▶ _Exercise_: Filter these entries down to the lines that hold the word "Apps", and show each of them.

Excerpts from an interface dataset:
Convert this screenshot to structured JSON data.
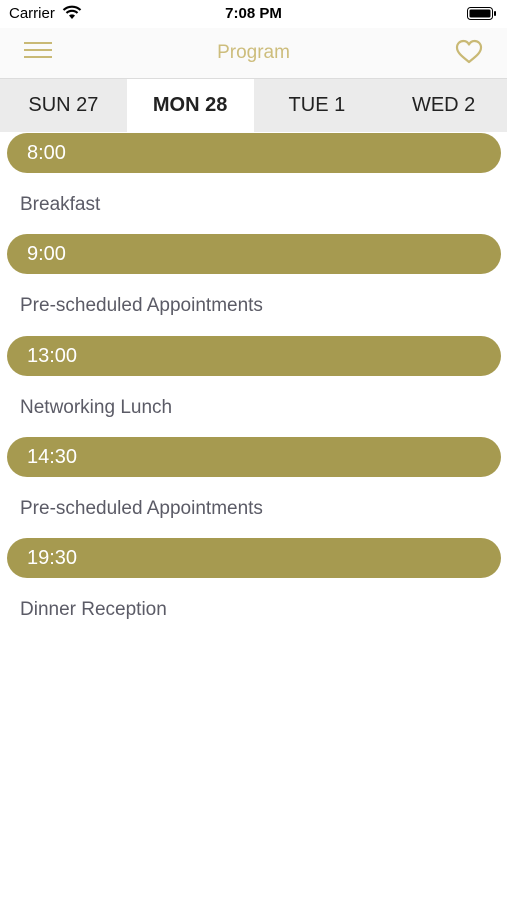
{
  "status_bar": {
    "carrier": "Carrier",
    "time": "7:08 PM"
  },
  "nav": {
    "title": "Program",
    "accent": "#c9b975"
  },
  "tabs": [
    {
      "label": "SUN 27"
    },
    {
      "label": "MON 28"
    },
    {
      "label": "TUE 1"
    },
    {
      "label": "WED 2"
    }
  ],
  "active_tab": "MON 28",
  "colors": {
    "pill": "#a69a50",
    "event_text": "#5b5b66",
    "tab_bar": "#ebebeb"
  },
  "program": [
    {
      "time": "8:00",
      "title": "Breakfast"
    },
    {
      "time": "9:00",
      "title": "Pre-scheduled Appointments"
    },
    {
      "time": "13:00",
      "title": "Networking Lunch"
    },
    {
      "time": "14:30",
      "title": "Pre-scheduled Appointments"
    },
    {
      "time": "19:30",
      "title": "Dinner Reception"
    }
  ]
}
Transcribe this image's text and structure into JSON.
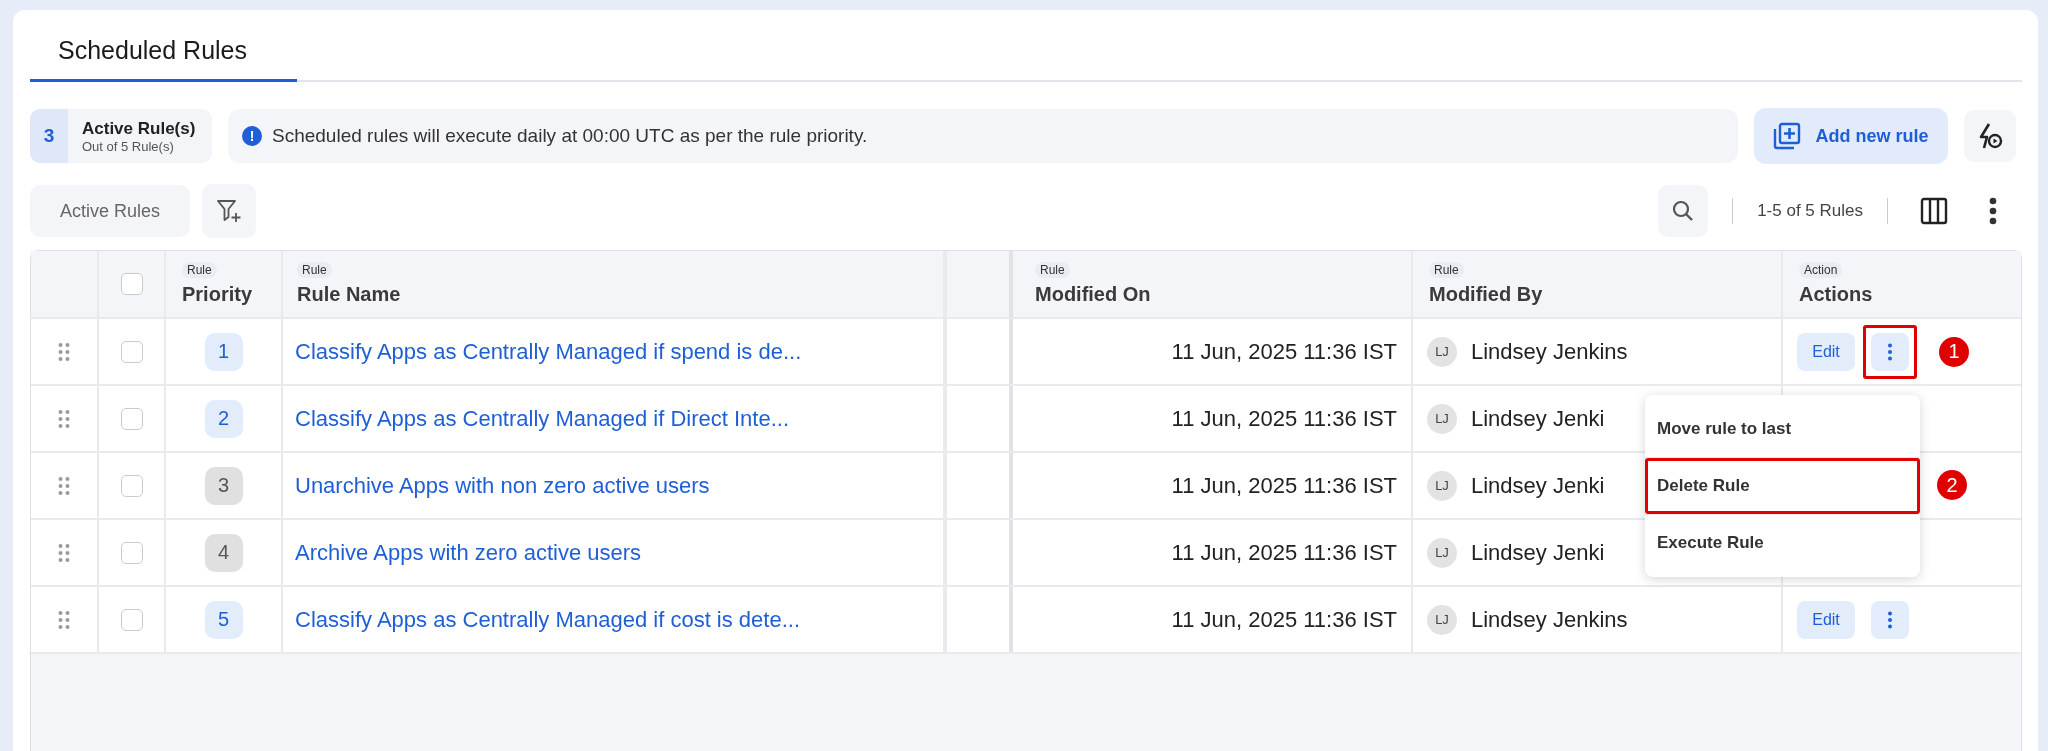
{
  "tabs": [
    {
      "label": "Scheduled Rules",
      "selected": true
    }
  ],
  "summary": {
    "count": "3",
    "title": "Active Rule(s)",
    "subtitle": "Out of 5 Rule(s)"
  },
  "info_banner": {
    "icon": "!",
    "text": "Scheduled rules will execute daily at 00:00 UTC as per the rule priority."
  },
  "add_button": {
    "label": "Add new rule"
  },
  "filter_chip": {
    "label": "Active Rules"
  },
  "pagination": {
    "text": "1-5 of 5 Rules"
  },
  "table": {
    "select_all": {
      "checked": false
    },
    "columns": [
      {
        "tag": "Rule",
        "label": "Priority"
      },
      {
        "tag": "Rule",
        "label": "Rule Name"
      },
      {
        "tag": "Rule",
        "label": "Modified On"
      },
      {
        "tag": "Rule",
        "label": "Modified By"
      },
      {
        "tag": "Action",
        "label": "Actions"
      }
    ],
    "rows": [
      {
        "checked": false,
        "priority": "1",
        "active": true,
        "name": "Classify Apps as Centrally Managed if spend is de...",
        "modified_on": "11 Jun, 2025 11:36 IST",
        "initials": "LJ",
        "modified_by": "Lindsey Jenkins",
        "edit": "Edit",
        "menu_highlighted": true,
        "callout": "1"
      },
      {
        "checked": false,
        "priority": "2",
        "active": true,
        "name": "Classify Apps as Centrally Managed if Direct Inte...",
        "modified_on": "11 Jun, 2025 11:36 IST",
        "initials": "LJ",
        "modified_by": "Lindsey Jenki"
      },
      {
        "checked": false,
        "priority": "3",
        "active": false,
        "name": "Unarchive Apps with non zero active users",
        "modified_on": "11 Jun, 2025 11:36 IST",
        "initials": "LJ",
        "modified_by": "Lindsey Jenki"
      },
      {
        "checked": false,
        "priority": "4",
        "active": false,
        "name": "Archive Apps with zero active users",
        "modified_on": "11 Jun, 2025 11:36 IST",
        "initials": "LJ",
        "modified_by": "Lindsey Jenki"
      },
      {
        "checked": false,
        "priority": "5",
        "active": true,
        "name": "Classify Apps as Centrally Managed if cost is dete...",
        "modified_on": "11 Jun, 2025 11:36 IST",
        "initials": "LJ",
        "modified_by": "Lindsey Jenkins",
        "edit": "Edit",
        "menu_highlighted": false
      }
    ]
  },
  "row_menu": {
    "items": [
      {
        "label": "Move rule to last",
        "highlighted": false
      },
      {
        "label": "Delete Rule",
        "highlighted": true,
        "callout": "2"
      },
      {
        "label": "Execute Rule",
        "highlighted": false
      }
    ]
  }
}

▶ _Answer below_:
        "name": "Classify Apps as Centrally Managed if spend is de...",
        "name": "Classify Apps as Centrally Managed if Direct Inte...",
        "name": "Unarchive Apps with non zero active users",
        "name": "Archive Apps with zero active users",
        "name": "Classify Apps as Centrally Managed if cost is dete...",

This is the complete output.